I got a Facebook Message the other day from one of my long-time reader/reviewers. In it, she talked about some of the people in her life with various disabilities and encouraged me to write a story (or two) with main characters who are differently abled.
I let her know that I would think on how to do this, because while I absolutely agree with her points that those who are differently abled are just as valuable and deserving of love, I also know first hand that writers who venture into areas like this often get more than they bargain for.
I’ll admit it, I’m a little scared.
I have some reasons that I consider valid. Like the week (more than that? I will admit I have worked hard to put it out of my mind) of daily Facebook messages I received lambasting me for having dared to write a Black heroine in A Dash of Daring. I was told I was racist for having even considered writing this character, even though–in my best attempts to make sure I was not erring–I based her (with permission and input) on a friend (who, to be clear, is Black.)
Or the hate-filled messages I’ve received about Malachi, my Deaf hero in Muffins & Moonbeams (also based on a friend, because I wanted to do the character and situation justice).
It’s all left me a little gun shy.
Actually, not a little. A lot.
There’s a big part of me that knows no matter how much I research. No matter how many interviews I do or books I read or groups I solicit, there’s a huge possibility that I’ll get a detail wrong. And it just might be the detail that triggers a reader. And while I certainly would never misrepresent something on purpose, in our world today, intent doesn’t usually matter once people start sharpening their pitchforks.
And dancing with farm implements is exhausting.
It’s been fascinating to sort of observe my thought process as I’ve been mulling how I might include a hero or heroine with disabilities, because I’ve never really shied away from tougher topics in my books (and honestly, I’m sitting here wondering if that’s even the right word to use – is differently abled preferred across the board? Are both acceptable? You can Google for days and get ten thousand different answers.)
But for some reason, writing about the terrible after effects of abortion and healing available through Christ (Wisdom to Know), or teen pregnancy and alcoholism (Courage to Change), or missionary dating and childhood abuse (Serenity to Accept), or loving gay friends (the Peacock Hill series), or the temptation to premarital sex that single adults face head on in Christian romance (real life and fiction — the Taste of Romance series, which also hits up clinical depression, struggles with parental expectations, and touches on infidelity) all seems different than working to write more diverse characters.
Probably because it is.

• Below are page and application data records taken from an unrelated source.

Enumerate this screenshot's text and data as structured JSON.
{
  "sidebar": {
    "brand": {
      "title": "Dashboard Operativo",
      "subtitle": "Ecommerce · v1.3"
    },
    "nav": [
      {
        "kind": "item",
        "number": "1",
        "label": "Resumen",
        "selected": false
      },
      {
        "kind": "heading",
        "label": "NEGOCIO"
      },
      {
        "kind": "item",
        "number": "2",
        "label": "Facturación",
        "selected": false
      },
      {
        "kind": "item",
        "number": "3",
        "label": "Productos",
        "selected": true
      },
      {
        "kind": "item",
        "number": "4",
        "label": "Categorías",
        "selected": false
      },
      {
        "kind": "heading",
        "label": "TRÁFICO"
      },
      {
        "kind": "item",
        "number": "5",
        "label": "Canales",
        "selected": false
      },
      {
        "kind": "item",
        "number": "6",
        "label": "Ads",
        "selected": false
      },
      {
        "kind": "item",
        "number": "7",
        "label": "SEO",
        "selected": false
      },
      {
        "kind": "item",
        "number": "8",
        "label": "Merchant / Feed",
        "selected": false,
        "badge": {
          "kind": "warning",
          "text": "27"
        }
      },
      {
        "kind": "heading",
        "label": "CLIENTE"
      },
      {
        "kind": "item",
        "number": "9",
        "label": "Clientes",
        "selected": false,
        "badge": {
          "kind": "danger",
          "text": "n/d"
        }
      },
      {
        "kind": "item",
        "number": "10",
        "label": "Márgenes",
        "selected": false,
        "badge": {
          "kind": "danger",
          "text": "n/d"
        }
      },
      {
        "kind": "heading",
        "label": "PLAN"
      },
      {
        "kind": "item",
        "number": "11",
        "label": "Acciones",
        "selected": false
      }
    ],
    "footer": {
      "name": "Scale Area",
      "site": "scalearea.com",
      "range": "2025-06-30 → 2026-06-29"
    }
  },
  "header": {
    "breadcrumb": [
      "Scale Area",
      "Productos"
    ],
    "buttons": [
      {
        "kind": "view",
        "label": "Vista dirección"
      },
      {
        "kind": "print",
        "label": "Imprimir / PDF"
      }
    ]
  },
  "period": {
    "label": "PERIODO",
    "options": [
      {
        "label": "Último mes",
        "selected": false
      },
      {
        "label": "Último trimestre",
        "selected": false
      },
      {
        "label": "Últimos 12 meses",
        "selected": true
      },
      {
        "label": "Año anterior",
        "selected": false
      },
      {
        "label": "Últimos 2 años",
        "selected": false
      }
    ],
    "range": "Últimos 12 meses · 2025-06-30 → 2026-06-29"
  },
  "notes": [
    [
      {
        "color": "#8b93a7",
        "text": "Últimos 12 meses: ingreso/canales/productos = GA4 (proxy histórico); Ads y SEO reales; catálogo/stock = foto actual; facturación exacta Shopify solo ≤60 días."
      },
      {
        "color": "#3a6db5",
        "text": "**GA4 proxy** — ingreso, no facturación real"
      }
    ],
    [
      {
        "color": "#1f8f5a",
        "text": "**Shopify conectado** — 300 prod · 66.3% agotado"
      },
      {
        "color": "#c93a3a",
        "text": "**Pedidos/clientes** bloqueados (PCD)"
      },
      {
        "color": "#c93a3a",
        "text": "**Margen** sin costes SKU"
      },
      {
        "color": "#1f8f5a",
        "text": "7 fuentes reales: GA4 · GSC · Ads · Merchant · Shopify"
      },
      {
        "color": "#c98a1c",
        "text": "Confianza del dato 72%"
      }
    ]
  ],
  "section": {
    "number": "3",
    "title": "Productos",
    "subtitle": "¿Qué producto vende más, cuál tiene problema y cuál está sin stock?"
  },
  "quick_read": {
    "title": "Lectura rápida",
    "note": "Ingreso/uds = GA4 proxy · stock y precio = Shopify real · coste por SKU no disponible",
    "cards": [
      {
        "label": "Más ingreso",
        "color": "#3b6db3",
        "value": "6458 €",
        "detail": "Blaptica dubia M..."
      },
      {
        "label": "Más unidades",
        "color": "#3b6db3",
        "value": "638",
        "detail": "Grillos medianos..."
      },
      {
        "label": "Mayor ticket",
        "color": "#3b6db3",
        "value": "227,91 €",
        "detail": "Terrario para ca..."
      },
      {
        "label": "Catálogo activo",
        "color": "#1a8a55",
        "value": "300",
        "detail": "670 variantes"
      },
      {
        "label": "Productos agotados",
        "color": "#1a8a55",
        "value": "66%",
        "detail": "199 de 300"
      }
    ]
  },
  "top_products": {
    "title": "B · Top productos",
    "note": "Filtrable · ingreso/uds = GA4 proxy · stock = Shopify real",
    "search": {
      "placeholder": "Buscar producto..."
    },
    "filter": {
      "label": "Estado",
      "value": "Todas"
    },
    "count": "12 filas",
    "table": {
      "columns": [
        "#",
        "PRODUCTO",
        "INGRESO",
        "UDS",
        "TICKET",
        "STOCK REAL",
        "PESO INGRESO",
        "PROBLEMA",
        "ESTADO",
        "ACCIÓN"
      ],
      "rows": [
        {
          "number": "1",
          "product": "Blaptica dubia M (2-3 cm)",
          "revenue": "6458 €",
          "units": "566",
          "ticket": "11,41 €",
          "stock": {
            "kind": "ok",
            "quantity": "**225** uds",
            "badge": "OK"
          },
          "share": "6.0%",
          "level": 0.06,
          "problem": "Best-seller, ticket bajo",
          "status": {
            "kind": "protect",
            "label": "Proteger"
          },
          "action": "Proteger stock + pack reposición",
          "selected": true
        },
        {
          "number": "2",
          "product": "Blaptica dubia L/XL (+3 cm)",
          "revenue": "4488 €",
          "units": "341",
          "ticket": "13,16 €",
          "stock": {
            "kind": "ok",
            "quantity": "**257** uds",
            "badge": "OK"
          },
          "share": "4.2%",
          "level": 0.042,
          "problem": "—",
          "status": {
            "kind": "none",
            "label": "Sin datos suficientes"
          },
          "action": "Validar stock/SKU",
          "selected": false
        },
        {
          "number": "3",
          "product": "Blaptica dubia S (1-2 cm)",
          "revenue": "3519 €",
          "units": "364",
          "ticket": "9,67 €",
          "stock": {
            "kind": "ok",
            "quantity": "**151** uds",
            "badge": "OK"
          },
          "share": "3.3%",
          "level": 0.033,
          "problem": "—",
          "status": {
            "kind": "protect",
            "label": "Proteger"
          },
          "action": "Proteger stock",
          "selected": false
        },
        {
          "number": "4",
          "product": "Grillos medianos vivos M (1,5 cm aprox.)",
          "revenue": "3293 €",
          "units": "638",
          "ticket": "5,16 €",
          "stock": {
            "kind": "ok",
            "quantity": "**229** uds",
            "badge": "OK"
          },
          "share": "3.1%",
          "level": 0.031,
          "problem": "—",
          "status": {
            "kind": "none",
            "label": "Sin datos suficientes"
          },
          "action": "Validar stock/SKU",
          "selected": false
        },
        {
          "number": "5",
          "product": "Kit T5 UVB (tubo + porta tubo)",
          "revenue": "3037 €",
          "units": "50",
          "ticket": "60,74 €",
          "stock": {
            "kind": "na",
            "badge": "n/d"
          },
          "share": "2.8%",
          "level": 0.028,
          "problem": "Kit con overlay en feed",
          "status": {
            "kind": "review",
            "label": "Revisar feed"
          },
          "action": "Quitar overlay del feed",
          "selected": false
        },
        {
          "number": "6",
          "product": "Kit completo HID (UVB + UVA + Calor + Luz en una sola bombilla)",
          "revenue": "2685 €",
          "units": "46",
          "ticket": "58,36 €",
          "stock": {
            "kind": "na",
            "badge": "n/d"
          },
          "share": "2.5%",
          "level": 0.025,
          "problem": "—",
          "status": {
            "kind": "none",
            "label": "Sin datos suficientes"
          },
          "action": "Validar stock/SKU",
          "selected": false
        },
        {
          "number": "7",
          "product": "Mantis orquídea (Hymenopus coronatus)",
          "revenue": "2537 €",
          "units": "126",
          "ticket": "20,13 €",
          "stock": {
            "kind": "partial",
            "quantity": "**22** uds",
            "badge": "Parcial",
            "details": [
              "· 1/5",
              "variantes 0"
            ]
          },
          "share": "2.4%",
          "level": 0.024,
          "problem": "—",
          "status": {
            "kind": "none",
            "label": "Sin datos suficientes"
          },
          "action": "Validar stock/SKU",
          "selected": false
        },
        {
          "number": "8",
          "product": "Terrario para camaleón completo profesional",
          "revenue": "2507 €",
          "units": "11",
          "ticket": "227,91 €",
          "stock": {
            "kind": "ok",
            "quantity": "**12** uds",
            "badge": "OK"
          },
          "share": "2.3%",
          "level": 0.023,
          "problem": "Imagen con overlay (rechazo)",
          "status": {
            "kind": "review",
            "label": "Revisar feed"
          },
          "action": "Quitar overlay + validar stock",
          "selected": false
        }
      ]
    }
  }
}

I can see how people might consider those harder topics matters of opinion with no right or wrong answer to them. Whereas writing about living as a person of color or living with a difference of ability as a matter of fact that only those who have walked in the shoes has a right to detail. Which is why, when I did tiptoe into that sort of character, I worked with people who I knew in real life who were willing to share their experience and help me shape the characters into someone that they, at least, felt was a real and fair representation of one particular lived experience. And why, after the pitchforks, I mostly decided that I wouldn’t do it again.
Until now. When I have this Facebook message asking why I don’t.
So, for now, I thought I’d do a little reading, if I can find CCR that features differently abled characters. And this is where you come in. I know about All the Moore by Toni Shiloh (I’ve read it, and it’s fantastic). And the books that we featured in our service animal episode of StoryChats (since usually those folks who need a service animal have a special need.) Then it’s not CCR, but Promise of a Future by Stephanie McCall was a fantastic story about a young woman with cerebral palsy. I know Connie Almony has an amputee hero in her Beauty and the Beast retelling At the Edge of a Dark Forest and she also has a book where the heroine has a non-verbal autistic son, but I’m not sure which one it is (it’s been years since I read it and the title isn’t jumping out at me on her page. But honestly, I loved Connie’s writing so you can’t really go wrong.) I feel like Autumn Macarthur has one where the heroine’s son is in a wheelchair. And Hallee Bridgman has one where a heroine has an autistic son, I think?
But what others do you know of? I’d prefer titles where it’s the main character who has the different ability rather than a side character. (I’ll read just about any Christian contemporary genre. Please don’t offer me historicals – one, because the way disabilities were handled in the past aren’t as relevant and two, because I really don’t like historical. Sorry. It’s true.)